One method for relieving facet joint pain is to directly inject steroid and local anesthetic into the affected joints themselves. Facet joint injections are performed with x-ray guidance.
The small nerve which transmits pain impulses from the facet joint is called the medial branch nerve. This nerve can be blocked by the injection of local anesthetic and steroid under x-ray guidance.
In cases where either medial branch blocks or facet joint injections provided good relief that did not last enough, radiofrequency ablation may be performed to provide longer pain relief. RFA also targets the medial branch nerve, but uses radiofrequency energy (a type of heat) to stun the nerves. This procedure can provide pain relief for up to 6- 12 months.
Facet joint injections are usually done at up to six sites at a time and take 10 to 15 minutes. Radiofrequency ablation usually takes roughly 30 minutes.
Radiofrequency ablation does not permanently destroy (or “burn”) the medial branch nerves. The nerves will slowly regenerate/grow back over time, which is why this procedure may need to be repeated.
The majority of patients feel relief of their usual pain shortly after the procedure due to the injection of local anesthetic on the medial branch nerves. However, some patients will experience temporary muscle stiffness.
Relief from injections is highly variable and can range from weeks to a month or two.

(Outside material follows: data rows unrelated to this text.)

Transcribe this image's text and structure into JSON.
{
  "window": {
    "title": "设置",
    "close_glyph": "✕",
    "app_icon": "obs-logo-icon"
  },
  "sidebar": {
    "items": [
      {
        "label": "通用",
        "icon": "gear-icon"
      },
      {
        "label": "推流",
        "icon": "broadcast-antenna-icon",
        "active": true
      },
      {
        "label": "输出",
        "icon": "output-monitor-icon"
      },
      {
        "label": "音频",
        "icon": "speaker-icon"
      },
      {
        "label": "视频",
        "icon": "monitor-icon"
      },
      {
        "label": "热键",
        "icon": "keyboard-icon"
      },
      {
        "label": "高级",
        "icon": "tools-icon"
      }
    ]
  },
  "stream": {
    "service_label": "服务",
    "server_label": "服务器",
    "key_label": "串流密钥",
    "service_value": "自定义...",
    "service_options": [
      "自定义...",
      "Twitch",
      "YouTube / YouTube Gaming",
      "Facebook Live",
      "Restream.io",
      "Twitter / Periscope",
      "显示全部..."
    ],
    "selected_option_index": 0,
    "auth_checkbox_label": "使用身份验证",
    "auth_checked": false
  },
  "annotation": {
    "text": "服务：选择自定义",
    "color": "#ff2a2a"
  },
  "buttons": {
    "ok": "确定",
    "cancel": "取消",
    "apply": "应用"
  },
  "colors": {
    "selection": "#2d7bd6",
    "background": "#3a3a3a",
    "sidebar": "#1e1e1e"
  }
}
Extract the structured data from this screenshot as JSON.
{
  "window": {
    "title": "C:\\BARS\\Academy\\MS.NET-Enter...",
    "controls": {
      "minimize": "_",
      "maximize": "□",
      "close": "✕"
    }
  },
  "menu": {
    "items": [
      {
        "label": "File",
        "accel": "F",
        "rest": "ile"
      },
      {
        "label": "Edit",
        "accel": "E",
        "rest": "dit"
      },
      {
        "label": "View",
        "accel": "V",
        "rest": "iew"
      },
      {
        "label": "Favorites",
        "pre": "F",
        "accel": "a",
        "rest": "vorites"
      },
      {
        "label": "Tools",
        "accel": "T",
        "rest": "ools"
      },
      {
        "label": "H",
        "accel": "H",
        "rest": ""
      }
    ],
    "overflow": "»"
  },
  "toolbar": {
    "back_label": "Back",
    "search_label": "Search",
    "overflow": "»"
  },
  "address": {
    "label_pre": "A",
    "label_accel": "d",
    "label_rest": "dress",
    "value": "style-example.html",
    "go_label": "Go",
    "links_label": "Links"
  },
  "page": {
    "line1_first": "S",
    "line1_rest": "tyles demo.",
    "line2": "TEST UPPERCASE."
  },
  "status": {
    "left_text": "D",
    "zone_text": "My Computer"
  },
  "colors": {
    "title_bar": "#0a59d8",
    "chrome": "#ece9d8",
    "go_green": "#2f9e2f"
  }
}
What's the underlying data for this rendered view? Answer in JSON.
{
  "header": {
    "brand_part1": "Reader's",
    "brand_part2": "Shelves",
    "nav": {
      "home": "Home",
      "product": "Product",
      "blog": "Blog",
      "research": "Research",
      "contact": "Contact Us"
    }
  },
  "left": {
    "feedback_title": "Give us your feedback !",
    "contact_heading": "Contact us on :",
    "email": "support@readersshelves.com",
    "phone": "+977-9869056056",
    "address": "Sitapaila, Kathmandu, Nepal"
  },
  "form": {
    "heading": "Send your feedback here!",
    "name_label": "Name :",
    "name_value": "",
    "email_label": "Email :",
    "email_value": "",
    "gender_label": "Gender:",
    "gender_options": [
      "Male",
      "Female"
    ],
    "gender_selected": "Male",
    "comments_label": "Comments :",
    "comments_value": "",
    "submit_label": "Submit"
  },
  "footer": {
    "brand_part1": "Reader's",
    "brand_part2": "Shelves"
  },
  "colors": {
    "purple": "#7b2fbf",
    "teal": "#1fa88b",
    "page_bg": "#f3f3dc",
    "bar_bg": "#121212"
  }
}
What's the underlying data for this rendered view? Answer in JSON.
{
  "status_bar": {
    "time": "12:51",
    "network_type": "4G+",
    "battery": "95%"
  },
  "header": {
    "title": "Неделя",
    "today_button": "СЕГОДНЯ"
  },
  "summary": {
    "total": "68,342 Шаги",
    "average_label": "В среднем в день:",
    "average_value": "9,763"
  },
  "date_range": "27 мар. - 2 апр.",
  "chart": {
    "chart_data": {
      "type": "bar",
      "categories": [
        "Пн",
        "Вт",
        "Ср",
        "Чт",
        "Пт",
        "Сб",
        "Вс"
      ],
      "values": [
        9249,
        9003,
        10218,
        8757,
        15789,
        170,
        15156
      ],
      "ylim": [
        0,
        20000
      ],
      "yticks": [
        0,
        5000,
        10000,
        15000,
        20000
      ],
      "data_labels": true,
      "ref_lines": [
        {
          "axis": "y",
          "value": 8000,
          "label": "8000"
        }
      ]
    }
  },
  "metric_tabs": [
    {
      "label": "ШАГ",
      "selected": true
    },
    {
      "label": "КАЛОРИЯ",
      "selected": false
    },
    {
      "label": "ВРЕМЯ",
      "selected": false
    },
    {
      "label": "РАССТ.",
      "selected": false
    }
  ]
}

Relief from RFA is more predictable and typically lasts up to 12 months.